[Instructions for the task]
A line-by-line copy of the material below is required.
Available data below:
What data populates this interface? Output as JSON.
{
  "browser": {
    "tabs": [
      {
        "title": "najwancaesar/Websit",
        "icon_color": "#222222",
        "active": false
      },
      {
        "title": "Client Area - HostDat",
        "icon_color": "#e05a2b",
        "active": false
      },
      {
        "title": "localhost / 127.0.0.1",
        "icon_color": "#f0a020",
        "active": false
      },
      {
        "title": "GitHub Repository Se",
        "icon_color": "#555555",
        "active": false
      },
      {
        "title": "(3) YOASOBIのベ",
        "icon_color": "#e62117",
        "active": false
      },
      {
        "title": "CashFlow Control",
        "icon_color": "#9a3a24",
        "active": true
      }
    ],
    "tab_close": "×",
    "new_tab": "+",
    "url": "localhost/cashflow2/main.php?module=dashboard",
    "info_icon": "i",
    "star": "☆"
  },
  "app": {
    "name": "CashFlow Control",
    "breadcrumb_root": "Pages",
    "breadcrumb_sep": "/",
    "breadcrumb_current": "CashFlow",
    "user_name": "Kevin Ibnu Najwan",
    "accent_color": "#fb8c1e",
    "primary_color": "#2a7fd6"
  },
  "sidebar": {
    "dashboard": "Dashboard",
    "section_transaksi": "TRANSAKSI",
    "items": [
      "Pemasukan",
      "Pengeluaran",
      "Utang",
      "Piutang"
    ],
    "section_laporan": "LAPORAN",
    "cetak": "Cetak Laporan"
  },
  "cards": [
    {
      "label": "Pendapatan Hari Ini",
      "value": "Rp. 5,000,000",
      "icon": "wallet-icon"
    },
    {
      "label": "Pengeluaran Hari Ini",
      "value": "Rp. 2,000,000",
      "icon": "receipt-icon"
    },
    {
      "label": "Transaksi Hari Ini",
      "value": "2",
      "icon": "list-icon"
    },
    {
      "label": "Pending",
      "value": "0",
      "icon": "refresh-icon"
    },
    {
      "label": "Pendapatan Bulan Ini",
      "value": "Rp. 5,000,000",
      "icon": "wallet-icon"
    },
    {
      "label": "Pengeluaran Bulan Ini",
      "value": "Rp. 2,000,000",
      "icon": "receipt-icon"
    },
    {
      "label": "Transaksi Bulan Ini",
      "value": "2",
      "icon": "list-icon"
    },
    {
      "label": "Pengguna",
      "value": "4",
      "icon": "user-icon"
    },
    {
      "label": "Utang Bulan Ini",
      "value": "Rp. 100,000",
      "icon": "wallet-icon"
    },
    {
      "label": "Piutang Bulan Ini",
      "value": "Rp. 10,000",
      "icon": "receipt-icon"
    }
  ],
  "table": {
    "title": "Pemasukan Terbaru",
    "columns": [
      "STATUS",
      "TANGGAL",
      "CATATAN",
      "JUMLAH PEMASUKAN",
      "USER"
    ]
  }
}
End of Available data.
[Result below]
What data populates this interface? Output as JSON.
{
  "browser": {
    "tabs": [
      {
        "title": "najwancaesar/Websit",
        "icon_color": "#222222",
        "active": false
      },
      {
        "title": "Client Area - HostDat",
        "icon_color": "#e05a2b",
        "active": false
      },
      {
        "title": "localhost / 127.0.0.1",
        "icon_color": "#f0a020",
        "active": false
      },
      {
        "title": "GitHub Repository Se",
        "icon_color": "#555555",
        "active": false
      },
      {
        "title": "(3) YOASOBIのベ",
        "icon_color": "#e62117",
        "active": false
      },
      {
        "title": "CashFlow Control",
        "icon_color": "#9a3a24",
        "active": true
      }
    ],
    "tab_close": "×",
    "new_tab": "+",
    "url": "localhost/cashflow2/main.php?module=dashboard",
    "info_icon": "i",
    "star": "☆"
  },
  "app": {
    "name": "CashFlow Control",
    "breadcrumb_root": "Pages",
    "breadcrumb_sep": "/",
    "breadcrumb_current": "CashFlow",
    "user_name": "Kevin Ibnu Najwan",
    "accent_color": "#fb8c1e",
    "primary_color": "#2a7fd6"
  },
  "sidebar": {
    "dashboard": "Dashboard",
    "section_transaksi": "TRANSAKSI",
    "items": [
      "Pemasukan",
      "Pengeluaran",
      "Utang",
      "Piutang"
    ],
    "section_laporan": "LAPORAN",
    "cetak": "Cetak Laporan"
  },
  "cards": [
    {
      "label": "Pendapatan Hari Ini",
      "value": "Rp. 5,000,000",
      "icon": "wallet-icon"
    },
    {
      "label": "Pengeluaran Hari Ini",
      "value": "Rp. 2,000,000",
      "icon": "receipt-icon"
    },
    {
      "label": "Transaksi Hari Ini",
      "value": "2",
      "icon": "list-icon"
    },
    {
      "label": "Pending",
      "value": "0",
      "icon": "refresh-icon"
    },
    {
      "label": "Pendapatan Bulan Ini",
      "value": "Rp. 5,000,000",
      "icon": "wallet-icon"
    },
    {
      "label": "Pengeluaran Bulan Ini",
      "value": "Rp. 2,000,000",
      "icon": "receipt-icon"
    },
    {
      "label": "Transaksi Bulan Ini",
      "value": "2",
      "icon": "list-icon"
    },
    {
      "label": "Pengguna",
      "value": "4",
      "icon": "user-icon"
    },
    {
      "label": "Utang Bulan Ini",
      "value": "Rp. 100,000",
      "icon": "wallet-icon"
    },
    {
      "label": "Piutang Bulan Ini",
      "value": "Rp. 10,000",
      "icon": "receipt-icon"
    }
  ],
  "table": {
    "title": "Pemasukan Terbaru",
    "columns": [
      "STATUS",
      "TANGGAL",
      "CATATAN",
      "JUMLAH PEMASUKAN",
      "USER"
    ]
  }
}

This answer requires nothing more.